Food as Medicine

Food as Medicine

Food as Medicine

Despite the absence of a facility in 2016, Windy City Harvest (WCH) and Lawndale Christian Health Center (LCHC) forged ahead and piloted components of the Food as Medicine initiative in a temporary space. The Farm on Ogden will be a permanent home for the program after its launch in 2017.

Veggie RX

A new Veggie Rx program, which began in July 2016, offers free prescriptions of healthy, organically grown produce to eligible patients. Th­e goal is to deliver 900 boxes this year, and even more next year. The VeggieRx concept was developed by a coalition of LCHC physicians, Chicago Partnership for Health Promotion, and nutritionists from University of Illinois-Chicago’s dietetics program. In a survey of participants, top barriers to eating vegetables were revealed as

  • price (54%),
  • “I don’t know how to cook” (22%),
  • “They spoil too fast” (22%), and
  • “Not available in my neighborhood” (18%).

WCH hired a UIC dietetics graduate student intern to implement weekly distribution and participant surveys. From July through November, nineteen LCHC doctors prescribed the VeggieRx boxes, and a total of 829 pounds of produce were donated to 416 patients at Lawndale Christian Heath Center. Favored vegetables were collards, kale, beets, green tomatoes, and red tomatoes. The VeggieRx boxes included produce as well as recipes, information on the weekly community markets, and a $15 coupon for fresh produce to encourage repeat customers.

WCH staff and youth helped distribute the produce, making the program more approachable and accessible to those in the community. Monthly nutrition classes led by a UIC nutritionist ensured the recipients had the knowledge and skills to use the food obtained. All VeggieRx recipients came from households in need. With a pilot year completed, staff is planning 2017 delivery and refining strategies to reach those most in need.

Participants also increased access to healthy food in their communities by selling farm produce at below-market prices at weekly neighborhood farm stands. Last year Windy City Harvest participants generated 111,000 pounds of produce and delivered nearly 76,000 servings to low-income individuals that were donated or sold at 50% market rates in low-income areas and often purchased with federal nutrition benefits. This figure is poised to grow when the Farm on Ogden is operating and generating 44,000 pounds of leafy green and fish through the hydroponics and aquaponics growing systems.

Wellness Workshops

In collaboration with the American Diabetes Association, Youth Farm piloted 20 nutrition and wellness workshops to participants and their parents and/or family members. Students at each site participated in five one-hour education sessions tailored to address identified risk factors and connect personal health choices to chronic disease outcomes. Topics covered included

1) general introduction to nutrition,

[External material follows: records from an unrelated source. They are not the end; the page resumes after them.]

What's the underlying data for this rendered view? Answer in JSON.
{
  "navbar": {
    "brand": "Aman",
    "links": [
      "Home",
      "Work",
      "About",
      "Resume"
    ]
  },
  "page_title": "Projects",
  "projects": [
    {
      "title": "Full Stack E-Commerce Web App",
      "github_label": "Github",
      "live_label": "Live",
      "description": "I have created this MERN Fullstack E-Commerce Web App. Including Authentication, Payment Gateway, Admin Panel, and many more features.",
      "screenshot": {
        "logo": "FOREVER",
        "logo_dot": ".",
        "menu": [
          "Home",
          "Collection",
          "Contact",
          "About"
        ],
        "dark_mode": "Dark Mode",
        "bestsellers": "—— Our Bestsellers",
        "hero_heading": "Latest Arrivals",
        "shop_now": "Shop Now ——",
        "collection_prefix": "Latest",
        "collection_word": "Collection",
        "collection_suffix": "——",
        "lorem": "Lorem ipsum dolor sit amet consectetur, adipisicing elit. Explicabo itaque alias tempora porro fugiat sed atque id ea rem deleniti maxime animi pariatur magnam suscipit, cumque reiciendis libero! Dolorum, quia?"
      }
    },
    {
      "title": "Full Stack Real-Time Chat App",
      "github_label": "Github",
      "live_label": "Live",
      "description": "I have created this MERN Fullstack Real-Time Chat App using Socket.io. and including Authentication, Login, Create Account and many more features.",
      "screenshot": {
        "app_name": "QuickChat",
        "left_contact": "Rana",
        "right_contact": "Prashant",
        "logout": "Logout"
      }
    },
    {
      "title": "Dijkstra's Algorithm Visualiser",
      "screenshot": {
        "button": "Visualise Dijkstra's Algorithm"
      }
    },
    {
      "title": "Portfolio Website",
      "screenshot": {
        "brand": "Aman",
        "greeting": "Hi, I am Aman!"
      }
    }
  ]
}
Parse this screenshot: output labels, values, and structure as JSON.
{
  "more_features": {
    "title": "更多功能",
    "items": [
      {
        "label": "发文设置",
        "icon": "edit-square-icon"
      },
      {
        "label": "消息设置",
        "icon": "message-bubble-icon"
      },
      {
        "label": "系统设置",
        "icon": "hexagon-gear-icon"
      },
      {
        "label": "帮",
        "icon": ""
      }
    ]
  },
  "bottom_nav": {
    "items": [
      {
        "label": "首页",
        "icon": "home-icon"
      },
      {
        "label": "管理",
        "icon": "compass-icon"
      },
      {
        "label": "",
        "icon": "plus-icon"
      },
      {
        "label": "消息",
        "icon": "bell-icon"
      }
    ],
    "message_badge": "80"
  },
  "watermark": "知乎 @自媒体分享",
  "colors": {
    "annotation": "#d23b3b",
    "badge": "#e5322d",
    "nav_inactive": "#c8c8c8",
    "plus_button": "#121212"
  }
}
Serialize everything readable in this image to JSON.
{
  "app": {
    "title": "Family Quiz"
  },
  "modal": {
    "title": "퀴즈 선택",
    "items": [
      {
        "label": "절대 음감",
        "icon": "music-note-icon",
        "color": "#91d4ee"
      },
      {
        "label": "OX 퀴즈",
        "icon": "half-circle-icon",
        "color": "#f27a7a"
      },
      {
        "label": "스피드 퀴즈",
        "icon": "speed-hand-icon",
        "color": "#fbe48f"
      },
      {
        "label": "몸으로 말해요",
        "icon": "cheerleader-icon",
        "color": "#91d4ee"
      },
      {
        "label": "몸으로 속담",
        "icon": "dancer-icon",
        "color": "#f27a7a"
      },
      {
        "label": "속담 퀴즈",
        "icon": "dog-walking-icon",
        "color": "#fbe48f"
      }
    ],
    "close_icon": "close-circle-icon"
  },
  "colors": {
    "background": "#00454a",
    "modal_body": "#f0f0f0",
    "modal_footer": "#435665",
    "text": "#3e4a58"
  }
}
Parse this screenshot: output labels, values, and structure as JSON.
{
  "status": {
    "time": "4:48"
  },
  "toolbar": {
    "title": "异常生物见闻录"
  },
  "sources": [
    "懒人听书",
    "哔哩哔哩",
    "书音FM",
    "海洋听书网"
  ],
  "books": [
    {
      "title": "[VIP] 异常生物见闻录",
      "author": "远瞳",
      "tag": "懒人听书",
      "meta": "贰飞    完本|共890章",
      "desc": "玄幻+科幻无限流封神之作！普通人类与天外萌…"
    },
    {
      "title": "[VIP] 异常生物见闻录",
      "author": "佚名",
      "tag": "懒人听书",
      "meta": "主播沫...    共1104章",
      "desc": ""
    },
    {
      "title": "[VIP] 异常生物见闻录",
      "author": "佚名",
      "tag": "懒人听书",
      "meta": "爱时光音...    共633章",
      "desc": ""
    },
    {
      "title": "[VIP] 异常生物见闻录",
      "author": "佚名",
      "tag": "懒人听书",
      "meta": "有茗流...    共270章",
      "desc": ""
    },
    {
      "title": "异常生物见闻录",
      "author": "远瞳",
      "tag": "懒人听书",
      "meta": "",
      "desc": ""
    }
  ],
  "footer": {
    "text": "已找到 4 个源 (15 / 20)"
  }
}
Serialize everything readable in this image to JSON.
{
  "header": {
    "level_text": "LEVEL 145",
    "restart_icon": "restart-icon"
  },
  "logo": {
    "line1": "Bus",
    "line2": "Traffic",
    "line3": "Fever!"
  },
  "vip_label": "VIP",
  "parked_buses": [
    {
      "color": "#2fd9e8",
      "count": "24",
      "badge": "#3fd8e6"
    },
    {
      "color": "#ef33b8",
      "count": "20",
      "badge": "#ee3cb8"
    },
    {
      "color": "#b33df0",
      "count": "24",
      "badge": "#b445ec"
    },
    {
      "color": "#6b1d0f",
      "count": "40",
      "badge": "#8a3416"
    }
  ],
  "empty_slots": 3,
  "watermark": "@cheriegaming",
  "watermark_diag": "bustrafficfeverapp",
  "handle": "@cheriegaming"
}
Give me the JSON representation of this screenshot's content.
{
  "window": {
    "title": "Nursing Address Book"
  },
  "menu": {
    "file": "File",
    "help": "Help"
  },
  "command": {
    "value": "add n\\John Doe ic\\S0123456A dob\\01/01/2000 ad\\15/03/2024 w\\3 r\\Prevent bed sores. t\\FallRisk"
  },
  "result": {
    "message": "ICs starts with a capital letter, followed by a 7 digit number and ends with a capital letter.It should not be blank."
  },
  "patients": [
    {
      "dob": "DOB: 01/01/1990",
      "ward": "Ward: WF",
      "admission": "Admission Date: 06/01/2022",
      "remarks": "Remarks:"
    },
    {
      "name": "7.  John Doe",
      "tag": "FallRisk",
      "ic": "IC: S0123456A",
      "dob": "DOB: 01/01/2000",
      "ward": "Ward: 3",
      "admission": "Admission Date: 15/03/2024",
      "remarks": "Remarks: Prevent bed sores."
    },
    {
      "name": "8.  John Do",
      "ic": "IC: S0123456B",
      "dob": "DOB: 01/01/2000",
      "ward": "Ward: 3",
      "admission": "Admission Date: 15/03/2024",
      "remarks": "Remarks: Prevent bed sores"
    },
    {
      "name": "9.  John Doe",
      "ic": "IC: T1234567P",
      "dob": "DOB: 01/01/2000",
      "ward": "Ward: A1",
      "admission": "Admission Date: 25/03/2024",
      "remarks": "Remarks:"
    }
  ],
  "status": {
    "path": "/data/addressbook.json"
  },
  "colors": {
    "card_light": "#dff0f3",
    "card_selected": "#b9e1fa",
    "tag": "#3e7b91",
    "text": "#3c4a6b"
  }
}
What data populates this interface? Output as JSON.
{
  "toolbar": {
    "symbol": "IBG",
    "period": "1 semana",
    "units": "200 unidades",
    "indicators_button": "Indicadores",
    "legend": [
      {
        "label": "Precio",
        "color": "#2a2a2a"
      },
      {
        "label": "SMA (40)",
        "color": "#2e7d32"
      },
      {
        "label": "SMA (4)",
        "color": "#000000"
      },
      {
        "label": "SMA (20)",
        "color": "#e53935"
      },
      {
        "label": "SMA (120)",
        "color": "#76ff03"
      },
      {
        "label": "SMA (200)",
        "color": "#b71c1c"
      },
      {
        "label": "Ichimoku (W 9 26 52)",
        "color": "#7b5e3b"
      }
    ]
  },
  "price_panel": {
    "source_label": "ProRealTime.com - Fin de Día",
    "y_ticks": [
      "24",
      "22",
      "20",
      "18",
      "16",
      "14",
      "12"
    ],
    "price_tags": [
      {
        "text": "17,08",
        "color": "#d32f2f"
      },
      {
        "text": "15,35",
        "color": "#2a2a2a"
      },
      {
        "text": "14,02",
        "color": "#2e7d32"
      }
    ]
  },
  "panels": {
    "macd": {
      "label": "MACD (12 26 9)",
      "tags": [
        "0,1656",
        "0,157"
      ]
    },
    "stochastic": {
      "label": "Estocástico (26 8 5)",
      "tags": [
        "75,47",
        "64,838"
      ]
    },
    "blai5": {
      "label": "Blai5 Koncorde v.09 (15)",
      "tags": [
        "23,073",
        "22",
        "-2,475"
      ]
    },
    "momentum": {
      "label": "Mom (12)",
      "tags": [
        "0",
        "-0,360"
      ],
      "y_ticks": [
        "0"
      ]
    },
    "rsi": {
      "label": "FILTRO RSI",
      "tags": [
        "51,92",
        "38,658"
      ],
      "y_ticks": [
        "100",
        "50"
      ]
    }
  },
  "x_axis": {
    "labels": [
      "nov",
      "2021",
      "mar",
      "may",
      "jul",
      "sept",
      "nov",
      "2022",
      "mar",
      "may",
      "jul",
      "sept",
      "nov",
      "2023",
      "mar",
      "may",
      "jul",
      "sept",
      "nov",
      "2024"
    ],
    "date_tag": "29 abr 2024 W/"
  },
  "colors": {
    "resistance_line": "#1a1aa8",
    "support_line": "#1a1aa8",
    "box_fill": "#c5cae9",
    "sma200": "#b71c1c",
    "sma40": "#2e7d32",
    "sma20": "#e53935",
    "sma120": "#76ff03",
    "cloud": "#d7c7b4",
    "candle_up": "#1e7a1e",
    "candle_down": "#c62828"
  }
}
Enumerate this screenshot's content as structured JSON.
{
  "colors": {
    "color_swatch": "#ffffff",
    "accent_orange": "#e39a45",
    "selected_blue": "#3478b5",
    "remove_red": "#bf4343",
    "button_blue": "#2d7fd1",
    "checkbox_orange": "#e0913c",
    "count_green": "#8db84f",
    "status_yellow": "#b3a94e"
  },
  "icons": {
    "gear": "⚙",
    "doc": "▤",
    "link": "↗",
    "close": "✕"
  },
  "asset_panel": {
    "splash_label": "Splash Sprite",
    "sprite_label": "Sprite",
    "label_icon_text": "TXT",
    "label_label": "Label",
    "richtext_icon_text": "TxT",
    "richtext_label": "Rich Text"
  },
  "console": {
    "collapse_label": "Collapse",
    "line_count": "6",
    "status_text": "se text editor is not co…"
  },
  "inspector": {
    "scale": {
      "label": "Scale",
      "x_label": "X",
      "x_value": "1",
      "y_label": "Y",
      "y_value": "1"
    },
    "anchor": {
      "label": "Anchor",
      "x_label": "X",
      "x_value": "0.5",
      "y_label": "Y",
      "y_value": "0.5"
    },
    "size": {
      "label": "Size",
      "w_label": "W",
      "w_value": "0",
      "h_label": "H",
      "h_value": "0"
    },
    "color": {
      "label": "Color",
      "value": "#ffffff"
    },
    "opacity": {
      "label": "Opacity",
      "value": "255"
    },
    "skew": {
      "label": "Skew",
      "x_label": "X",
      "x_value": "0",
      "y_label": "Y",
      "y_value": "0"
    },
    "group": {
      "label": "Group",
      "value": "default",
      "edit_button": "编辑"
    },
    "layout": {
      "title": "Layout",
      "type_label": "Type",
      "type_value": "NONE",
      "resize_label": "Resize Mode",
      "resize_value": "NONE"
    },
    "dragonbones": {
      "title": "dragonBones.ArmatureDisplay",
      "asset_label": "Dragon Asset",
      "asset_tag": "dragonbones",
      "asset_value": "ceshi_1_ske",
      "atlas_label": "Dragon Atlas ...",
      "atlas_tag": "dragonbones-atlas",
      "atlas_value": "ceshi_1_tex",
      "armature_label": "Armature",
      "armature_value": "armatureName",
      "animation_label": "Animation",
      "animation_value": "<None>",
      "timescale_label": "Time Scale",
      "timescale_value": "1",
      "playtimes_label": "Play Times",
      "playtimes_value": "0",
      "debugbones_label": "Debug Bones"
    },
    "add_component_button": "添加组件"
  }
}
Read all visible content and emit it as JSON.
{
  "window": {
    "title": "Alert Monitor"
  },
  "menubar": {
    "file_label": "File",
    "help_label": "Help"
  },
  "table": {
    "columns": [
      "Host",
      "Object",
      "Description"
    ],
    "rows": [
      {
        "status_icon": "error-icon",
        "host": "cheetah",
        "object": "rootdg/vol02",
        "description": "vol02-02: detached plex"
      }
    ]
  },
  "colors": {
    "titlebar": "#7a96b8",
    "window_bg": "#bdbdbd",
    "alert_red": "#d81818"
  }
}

2) importance of physical activity,

3) menu planning and cooking demonstration,

4) liquid calorie consumption and hydration, and

5) healthy snacking.

As an example of one outcome, the share eliminating sugary beverages rose from 9% to 20%. Staff is making enhancements to this program and anticipate an even more successful year in 2017.

WCH Youth Farm participants ate nutritious breakfasts and lunches—approximately 3,300 meals— daily during the summer session. Because many children lose access to regular breakfasts and lunches from school during the summer months, most of the Youth Farm students came to depend on meals at the farm sites for their sustenance and enjoyment. Through communal cooking, teens learned to prepare simple meals using fresh ingredients. Peer-supported Get Healthy Goals encouraged good eating, sleeping, and exercise habits; 100% of students set personal goals (i.e., eating at least three vegetables and two fruits each day) and met at least twice with staff to report progress. At the end of the summer, 100% of the youth reported knowing how to cook a meal using fresh vegetables, and 94% reported a changed diet consisting of at least one serving of vegetables per day. Daily fruit consumption also rose from 77% to 95%. This past fall, the Garden published a WCH cookbook, Cooking in Season with Windy City Harvest, featuring seasonal recipes incorporating produce grown and harvested on WCH farms.

Through Food as Medicine, WCH and LCHC will have an impact on the community by meeting basic needs, such as food security and training/employment, while implementing strategies that support family health and provide community education.

Presented by: Windy City Harvest